A Nigerian conservationist and National Geographic Explorer, Rachel Ikemeh has been working to protect the last population of the Niger Delta red Colobus monkey—a critically endangered species listed as one of the top 25 most endangered primate species in the world—with less than 500 individuals surviving in the wild. Working in the country’s conservation sector, Rachel encouraged key leaders to sign a Memorandum of Understanding in September 2020, stating the need for protection for the monkey. By June 2021, the State and Federal governments recognized the Apoi Community Conservation Association to protect and conserve the Conservancy and the population of Niger Delta red Colobus. Rachel is also a champion for the Endangered Nigeria-Cameroon Chimpanzee, and encouraged government authorities to designate specific areas to protect these chimpanzees, particularly from poaching. 

A Chilean conservationist, Giuliana Furci focuses on understanding and protecting the fungal diversity of her country. With no information about the diversity of this kingdom in Chile, she learned independently and started studying fungus in 2000. She built the first field guide of Chilean mushrooms, and became the first mycologist expert in the country. She also funded the Fungi Foundation in 2012—the first NGO in the world dedicated solely to the research and protection of Fungi. Setting an example for Latin American countries, she worked to incorporate fungi at the highest legislative level for conservation and has positioned Chile as a pioneer in public policies in protecting fungi. More recently, she has been working with the communities that depend on mushrooms, learning about their traditional use, and building conservation initiatives to preserve that traditional knowledge and the biodiversity of this critical kingdom.

In addition to the honorees mentioned above, the National Geographic Society also named the recipients of the Hubbard Medal and Wayfinder Awards earlier this year.

About National Geographic Society

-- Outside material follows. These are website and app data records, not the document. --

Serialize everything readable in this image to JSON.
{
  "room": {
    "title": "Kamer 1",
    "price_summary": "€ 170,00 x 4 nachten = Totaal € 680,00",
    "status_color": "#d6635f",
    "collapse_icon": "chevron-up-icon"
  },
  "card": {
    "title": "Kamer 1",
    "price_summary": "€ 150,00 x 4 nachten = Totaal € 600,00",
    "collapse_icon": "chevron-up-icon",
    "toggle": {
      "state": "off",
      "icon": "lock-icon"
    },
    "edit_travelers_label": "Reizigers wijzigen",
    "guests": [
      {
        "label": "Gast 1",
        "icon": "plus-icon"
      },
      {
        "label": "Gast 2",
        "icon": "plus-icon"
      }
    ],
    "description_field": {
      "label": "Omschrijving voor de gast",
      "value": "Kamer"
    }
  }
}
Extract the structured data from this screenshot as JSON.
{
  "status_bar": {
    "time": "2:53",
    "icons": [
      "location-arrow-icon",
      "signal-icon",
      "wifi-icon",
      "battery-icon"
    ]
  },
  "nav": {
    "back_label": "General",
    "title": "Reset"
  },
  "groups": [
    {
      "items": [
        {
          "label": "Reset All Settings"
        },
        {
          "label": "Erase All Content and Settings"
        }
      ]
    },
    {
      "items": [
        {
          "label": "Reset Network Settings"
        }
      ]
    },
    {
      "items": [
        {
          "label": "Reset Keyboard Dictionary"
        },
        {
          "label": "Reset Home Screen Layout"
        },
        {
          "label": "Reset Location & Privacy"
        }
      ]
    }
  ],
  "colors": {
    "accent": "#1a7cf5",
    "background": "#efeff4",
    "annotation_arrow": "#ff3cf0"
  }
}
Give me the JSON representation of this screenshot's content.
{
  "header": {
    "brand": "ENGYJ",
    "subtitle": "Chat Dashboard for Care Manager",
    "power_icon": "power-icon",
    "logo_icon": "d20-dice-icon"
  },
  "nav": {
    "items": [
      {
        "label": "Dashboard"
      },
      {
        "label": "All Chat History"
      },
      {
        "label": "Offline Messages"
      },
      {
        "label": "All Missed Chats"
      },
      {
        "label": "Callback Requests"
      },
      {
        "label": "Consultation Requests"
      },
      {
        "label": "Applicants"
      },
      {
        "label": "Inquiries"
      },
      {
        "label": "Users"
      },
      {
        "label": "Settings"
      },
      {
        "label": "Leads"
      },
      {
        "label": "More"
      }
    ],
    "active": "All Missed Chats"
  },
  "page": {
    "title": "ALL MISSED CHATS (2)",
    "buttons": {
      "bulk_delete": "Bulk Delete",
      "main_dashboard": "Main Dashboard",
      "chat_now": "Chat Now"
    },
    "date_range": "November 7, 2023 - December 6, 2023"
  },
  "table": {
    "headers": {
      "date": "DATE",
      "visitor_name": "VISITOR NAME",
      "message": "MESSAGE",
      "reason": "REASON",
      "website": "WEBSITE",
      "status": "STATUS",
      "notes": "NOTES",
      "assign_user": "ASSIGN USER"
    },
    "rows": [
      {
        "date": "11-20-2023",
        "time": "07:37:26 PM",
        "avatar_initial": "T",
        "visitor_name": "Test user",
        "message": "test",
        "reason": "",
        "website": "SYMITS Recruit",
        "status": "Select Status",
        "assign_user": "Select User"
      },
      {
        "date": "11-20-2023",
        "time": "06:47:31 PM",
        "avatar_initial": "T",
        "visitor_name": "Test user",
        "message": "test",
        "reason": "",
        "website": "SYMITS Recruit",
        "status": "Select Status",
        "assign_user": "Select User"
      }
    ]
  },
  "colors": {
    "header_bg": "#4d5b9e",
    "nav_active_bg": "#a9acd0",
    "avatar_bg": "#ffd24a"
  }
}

The National Geographic Society is a global nonprofit organization that uses the power of science, exploration, education and storytelling to illuminate and protect the wonder of our world. Since 1888, National Geographic has pushed the boundaries of exploration, investing in bold people and transformative ideas, providing more than 15,000 grants for work across all seven continents, reaching 3 million students each year through education offerings, and engaging audiences around the globe through signature experiences, stories and content. To learn more, visit www.nationalgeographic.org or follow us on Instagram, Twitter and Facebook.